- _YOUR OBJECTIVE_
Find how many lines in the entries below carry the word "true" and answer with only that figure.

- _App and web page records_
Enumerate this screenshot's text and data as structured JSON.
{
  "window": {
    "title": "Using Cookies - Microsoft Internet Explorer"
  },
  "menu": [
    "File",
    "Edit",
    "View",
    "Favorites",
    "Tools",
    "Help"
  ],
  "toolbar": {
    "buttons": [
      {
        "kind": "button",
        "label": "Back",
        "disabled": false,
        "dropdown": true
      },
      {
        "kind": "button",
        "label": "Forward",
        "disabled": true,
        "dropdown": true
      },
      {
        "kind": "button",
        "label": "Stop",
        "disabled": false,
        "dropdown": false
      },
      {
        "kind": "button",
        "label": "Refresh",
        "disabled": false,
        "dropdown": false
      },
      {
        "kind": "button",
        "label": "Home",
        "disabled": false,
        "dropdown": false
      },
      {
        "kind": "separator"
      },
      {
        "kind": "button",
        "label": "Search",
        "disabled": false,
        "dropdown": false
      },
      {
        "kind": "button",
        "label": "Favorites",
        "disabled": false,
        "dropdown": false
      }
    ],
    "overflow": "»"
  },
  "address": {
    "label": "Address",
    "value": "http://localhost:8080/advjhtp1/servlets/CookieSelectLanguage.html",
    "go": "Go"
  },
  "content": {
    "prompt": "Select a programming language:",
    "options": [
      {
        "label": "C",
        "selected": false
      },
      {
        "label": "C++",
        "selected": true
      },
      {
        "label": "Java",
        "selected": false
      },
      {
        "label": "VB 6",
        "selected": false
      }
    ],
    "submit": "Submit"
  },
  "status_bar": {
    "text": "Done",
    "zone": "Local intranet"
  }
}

- _ANSWER TO THE EXERCISE_
4